NCDHHS: Fentanyl-related overdose deaths in NC has increased each year since 2016 when deaths rose from 442 to 3,163 in 2021.









(The Charlotte Observer, Kallie Cox, 12,12,22)

A coalition of advocates, including parents who have lost children to overdose deaths, is calling on legislators to expand North Carolina’s Good Samaritan Law. One key change they want is for fentanyl — the biggest driver of fatal overdoses — to be listed alongside drugs like cocaine and heroin. These advocates say North Carolina’s law is behind most of the rest of the country when it comes to saving lives claimed by drug overdoses.

Namely, due to the recent re-classification of fentanyl possession as a felony, it is not covered under the state’s Good Samaritan Law. Expand Good Sam NC, the coalition advocating for change, argues that those who use drugs are terrified to call 911 to report an overdose because of loopholes in the law that can lead to legal repercussions and arrest.

Fentanyl was recently re-classified as a felony drug in the state, meaning the law does not protect those who overdose on it. If bystanders — those who witness someone overdosing on fentanyl — are themselves in possession of the drug, they do not automatically have legal protections. A person who calls for help about their own overdose on fentanyl can also be prosecuted.

“People do not want to call 911,” said Lauren Kestner, Queen City Harm Reduction’s associate director. “So fentanyl expansion is not only required because (our law) was the weakest across the U.S. but also because now fentanyl is pretty much dominating the drug supply.”

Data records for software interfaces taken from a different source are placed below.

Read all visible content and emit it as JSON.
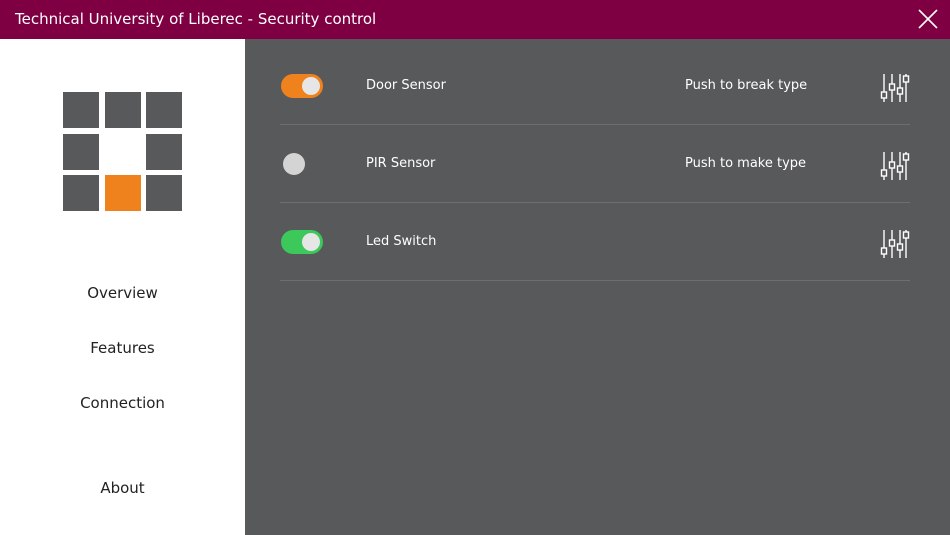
{
  "app": {
    "title": "Technical University of Liberec - Security control"
  },
  "colors": {
    "titlebar": "#7f0042",
    "sidebar": "#ffffff",
    "content": "#58595b",
    "accent_orange": "#f0821e",
    "accent_green": "#3cc85a"
  },
  "sidebar": {
    "logo": "grid-logo",
    "items": [
      {
        "label": "Overview"
      },
      {
        "label": "Features"
      },
      {
        "label": "Connection"
      },
      {
        "label": "About"
      }
    ]
  },
  "devices": [
    {
      "label": "Door Sensor",
      "type": "Push to break type",
      "state": "on",
      "toggle_color": "#f0821e",
      "icon": "sliders-icon"
    },
    {
      "label": "PIR Sensor",
      "type": "Push to make type",
      "state": "off",
      "toggle_color": "#d4d4d4",
      "icon": "sliders-icon"
    },
    {
      "label": "Led Switch",
      "type": "",
      "state": "on",
      "toggle_color": "#3cc85a",
      "icon": "sliders-icon"
    }
  ],
  "icons": {
    "close": "close-icon",
    "settings": "sliders-icon"
  }
}
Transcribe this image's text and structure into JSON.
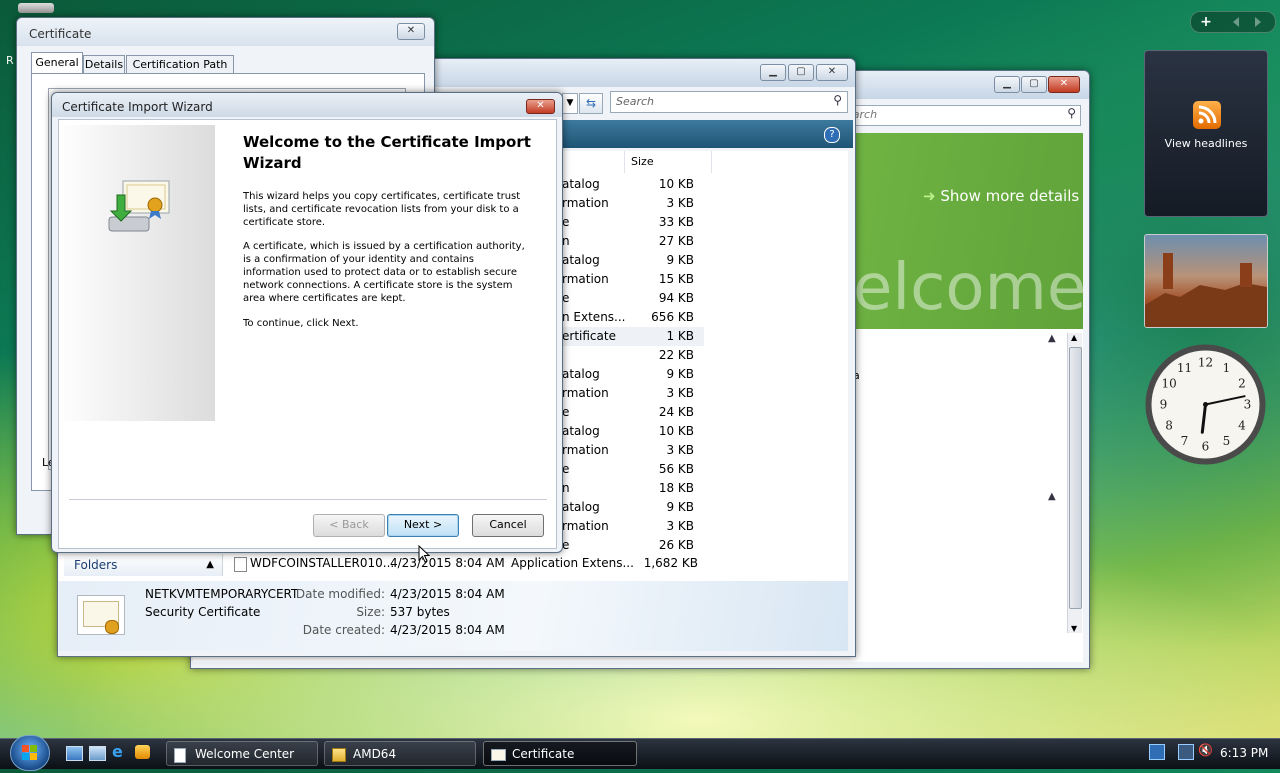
{
  "colors": {
    "taskbar": "#101820",
    "accent_blue": "#2f6eb5",
    "close_red": "#c23b22"
  },
  "sidebar": {
    "add_label": "+",
    "feed": {
      "label": "View headlines",
      "icon": "rss-icon"
    }
  },
  "cert_window": {
    "title": "Certificate",
    "tabs": [
      "General",
      "Details",
      "Certification Path"
    ],
    "left_fragment": "Le"
  },
  "explorer": {
    "search_placeholder": "Search",
    "column_size": "Size",
    "rows": [
      {
        "name": "atalog",
        "size": "10 KB"
      },
      {
        "name": "rmation",
        "size": "3 KB"
      },
      {
        "name": "e",
        "size": "33 KB"
      },
      {
        "name": "n",
        "size": "27 KB"
      },
      {
        "name": "atalog",
        "size": "9 KB"
      },
      {
        "name": "rmation",
        "size": "15 KB"
      },
      {
        "name": "e",
        "size": "94 KB"
      },
      {
        "name": "n Extens...",
        "size": "656 KB"
      },
      {
        "name": "ertificate",
        "size": "1 KB"
      },
      {
        "name": "",
        "size": "22 KB"
      },
      {
        "name": "atalog",
        "size": "9 KB"
      },
      {
        "name": "rmation",
        "size": "3 KB"
      },
      {
        "name": "e",
        "size": "24 KB"
      },
      {
        "name": "atalog",
        "size": "10 KB"
      },
      {
        "name": "rmation",
        "size": "3 KB"
      },
      {
        "name": "e",
        "size": "56 KB"
      },
      {
        "name": "n",
        "size": "18 KB"
      },
      {
        "name": "atalog",
        "size": "9 KB"
      },
      {
        "name": "rmation",
        "size": "3 KB"
      },
      {
        "name": "e",
        "size": "26 KB"
      }
    ],
    "last_row": {
      "name": "WDFCOINSTALLER010...",
      "date": "4/23/2015 8:04 AM",
      "type": "Application Extens...",
      "size": "1,682 KB"
    },
    "folders_label": "Folders",
    "details": {
      "name": "NETKVMTEMPORARYCERT",
      "type": "Security Certificate",
      "modified_label": "Date modified:",
      "modified_value": "4/23/2015 8:04 AM",
      "size_label": "Size:",
      "size_value": "537 bytes",
      "created_label": "Date created:",
      "created_value": "4/23/2015 8:04 AM"
    }
  },
  "welcome": {
    "search_placeholder": "earch",
    "show_more": "Show more details",
    "banner_text": "elcome",
    "fragment": "a"
  },
  "wizard": {
    "title": "Certificate Import Wizard",
    "heading": "Welcome to the Certificate Import Wizard",
    "para1": "This wizard helps you copy certificates, certificate trust lists, and certificate revocation lists from your disk to a certificate store.",
    "para2": "A certificate, which is issued by a certification authority, is a confirmation of your identity and contains information used to protect data or to establish secure network connections. A certificate store is the system area where certificates are kept.",
    "para3": "To continue, click Next.",
    "back_label": "< Back",
    "next_label": "Next >",
    "cancel_label": "Cancel"
  },
  "clock": {
    "hour": 6,
    "minute": 13
  },
  "taskbar": {
    "buttons": [
      "Welcome Center",
      "AMD64",
      "Certificate"
    ],
    "time": "6:13 PM"
  }
}
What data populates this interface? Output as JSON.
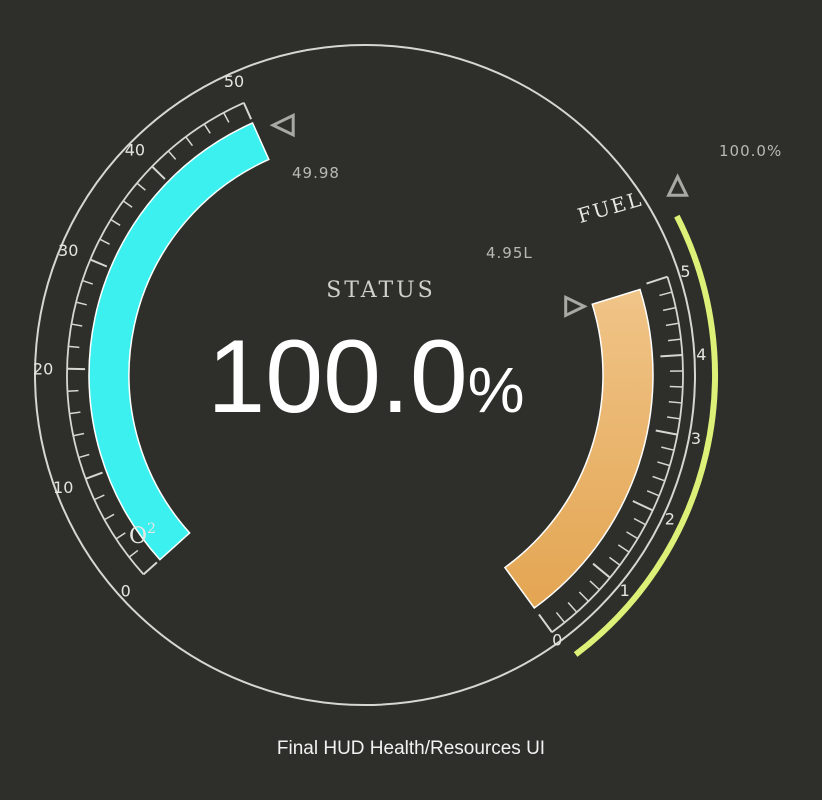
{
  "colors": {
    "background": "#2e2e2a",
    "oxygen": "#3df0f0",
    "fuel_top": "#f0c488",
    "fuel_bottom": "#e3a552",
    "integrity": "#ddf077",
    "ring": "#d6d6d2"
  },
  "status": {
    "label": "STATUS",
    "value": "100.0",
    "unit": "%",
    "percent": 100.0
  },
  "oxygen": {
    "name": "O",
    "superscript": "2",
    "min": 0,
    "max": 50,
    "value": 49.98,
    "readout": "49.98",
    "ticks": [
      "0",
      "10",
      "20",
      "30",
      "40",
      "50"
    ],
    "pointer_icon": "triangle-pointer-icon"
  },
  "fuel": {
    "name": "FUEL",
    "min": 0,
    "max": 5,
    "value": 4.95,
    "readout": "4.95L",
    "ticks": [
      "0",
      "1",
      "2",
      "3",
      "4",
      "5"
    ],
    "pointer_icon": "triangle-pointer-icon"
  },
  "integrity": {
    "value": 100.0,
    "readout": "100.0%",
    "pointer_icon": "triangle-pointer-icon"
  },
  "caption": "Final HUD Health/Resources UI"
}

The number of fentanyl-related overdose deaths in North Carolina has steadily increased each year since 2016 when deaths rose from 442 to 3,163 in 2021, according to the state Department of Health and Human Services. In 2021 in North Carolina, dying of an overdose was nearly three times more common than dying in a car accident. That’s even when traffic deaths in the state were at an all-time 20-year high according to U.S. News and World Report. There were 3,304 overdose-related deaths in 2021 — the overwhelming majority involved fentanyl — and 1,755 traffic deaths. [Source]